§ **Items listed in a dataset**
○ ○ ○

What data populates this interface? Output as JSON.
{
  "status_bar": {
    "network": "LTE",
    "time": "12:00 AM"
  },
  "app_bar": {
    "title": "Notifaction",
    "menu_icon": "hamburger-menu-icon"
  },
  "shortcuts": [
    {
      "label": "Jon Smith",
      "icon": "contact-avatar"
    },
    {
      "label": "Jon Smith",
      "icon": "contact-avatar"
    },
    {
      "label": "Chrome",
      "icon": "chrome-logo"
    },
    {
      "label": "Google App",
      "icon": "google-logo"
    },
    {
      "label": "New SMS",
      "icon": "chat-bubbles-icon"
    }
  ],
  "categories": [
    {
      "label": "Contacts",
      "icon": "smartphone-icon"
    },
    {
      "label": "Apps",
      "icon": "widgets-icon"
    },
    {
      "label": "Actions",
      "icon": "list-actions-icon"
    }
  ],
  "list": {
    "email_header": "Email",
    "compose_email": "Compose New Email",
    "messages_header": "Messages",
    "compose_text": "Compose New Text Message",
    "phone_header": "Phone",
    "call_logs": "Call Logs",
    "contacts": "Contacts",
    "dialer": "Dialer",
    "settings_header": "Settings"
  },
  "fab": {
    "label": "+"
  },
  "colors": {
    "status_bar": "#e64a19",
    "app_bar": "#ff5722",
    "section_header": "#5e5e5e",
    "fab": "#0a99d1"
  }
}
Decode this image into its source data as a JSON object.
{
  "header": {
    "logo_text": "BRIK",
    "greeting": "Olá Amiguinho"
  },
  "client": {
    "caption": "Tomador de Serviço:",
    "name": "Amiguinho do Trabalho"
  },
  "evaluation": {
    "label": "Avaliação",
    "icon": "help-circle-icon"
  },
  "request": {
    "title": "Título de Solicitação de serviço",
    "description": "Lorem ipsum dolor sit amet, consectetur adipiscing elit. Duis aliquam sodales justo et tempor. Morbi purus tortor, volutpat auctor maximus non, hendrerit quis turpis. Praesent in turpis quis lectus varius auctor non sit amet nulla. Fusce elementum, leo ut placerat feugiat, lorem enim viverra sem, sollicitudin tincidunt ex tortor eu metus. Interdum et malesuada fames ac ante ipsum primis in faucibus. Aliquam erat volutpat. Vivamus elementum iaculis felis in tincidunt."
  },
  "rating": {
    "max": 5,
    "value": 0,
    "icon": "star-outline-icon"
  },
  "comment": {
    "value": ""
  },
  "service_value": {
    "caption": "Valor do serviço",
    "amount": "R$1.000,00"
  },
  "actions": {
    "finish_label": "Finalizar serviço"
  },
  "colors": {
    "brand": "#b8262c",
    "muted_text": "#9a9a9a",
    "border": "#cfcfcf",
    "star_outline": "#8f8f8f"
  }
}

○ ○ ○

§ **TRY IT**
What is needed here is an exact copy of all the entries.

§ **FINISHED EXERCISE**
What data populates this interface? Output as JSON.
{
  "status_bar": {
    "network": "LTE",
    "time": "12:00 AM"
  },
  "app_bar": {
    "title": "Notifaction",
    "menu_icon": "hamburger-menu-icon"
  },
  "shortcuts": [
    {
      "label": "Jon Smith",
      "icon": "contact-avatar"
    },
    {
      "label": "Jon Smith",
      "icon": "contact-avatar"
    },
    {
      "label": "Chrome",
      "icon": "chrome-logo"
    },
    {
      "label": "Google App",
      "icon": "google-logo"
    },
    {
      "label": "New SMS",
      "icon": "chat-bubbles-icon"
    }
  ],
  "categories": [
    {
      "label": "Contacts",
      "icon": "smartphone-icon"
    },
    {
      "label": "Apps",
      "icon": "widgets-icon"
    },
    {
      "label": "Actions",
      "icon": "list-actions-icon"
    }
  ],
  "list": {
    "email_header": "Email",
    "compose_email": "Compose New Email",
    "messages_header": "Messages",
    "compose_text": "Compose New Text Message",
    "phone_header": "Phone",
    "call_logs": "Call Logs",
    "contacts": "Contacts",
    "dialer": "Dialer",
    "settings_header": "Settings"
  },
  "fab": {
    "label": "+"
  },
  "colors": {
    "status_bar": "#e64a19",
    "app_bar": "#ff5722",
    "section_header": "#5e5e5e",
    "fab": "#0a99d1"
  }
}
Decode this image into its source data as a JSON object.
{
  "header": {
    "logo_text": "BRIK",
    "greeting": "Olá Amiguinho"
  },
  "client": {
    "caption": "Tomador de Serviço:",
    "name": "Amiguinho do Trabalho"
  },
  "evaluation": {
    "label": "Avaliação",
    "icon": "help-circle-icon"
  },
  "request": {
    "title": "Título de Solicitação de serviço",
    "description": "Lorem ipsum dolor sit amet, consectetur adipiscing elit. Duis aliquam sodales justo et tempor. Morbi purus tortor, volutpat auctor maximus non, hendrerit quis turpis. Praesent in turpis quis lectus varius auctor non sit amet nulla. Fusce elementum, leo ut placerat feugiat, lorem enim viverra sem, sollicitudin tincidunt ex tortor eu metus. Interdum et malesuada fames ac ante ipsum primis in faucibus. Aliquam erat volutpat. Vivamus elementum iaculis felis in tincidunt."
  },
  "rating": {
    "max": 5,
    "value": 0,
    "icon": "star-outline-icon"
  },
  "comment": {
    "value": ""
  },
  "service_value": {
    "caption": "Valor do serviço",
    "amount": "R$1.000,00"
  },
  "actions": {
    "finish_label": "Finalizar serviço"
  },
  "colors": {
    "brand": "#b8262c",
    "muted_text": "#9a9a9a",
    "border": "#cfcfcf",
    "star_outline": "#8f8f8f"
  }
}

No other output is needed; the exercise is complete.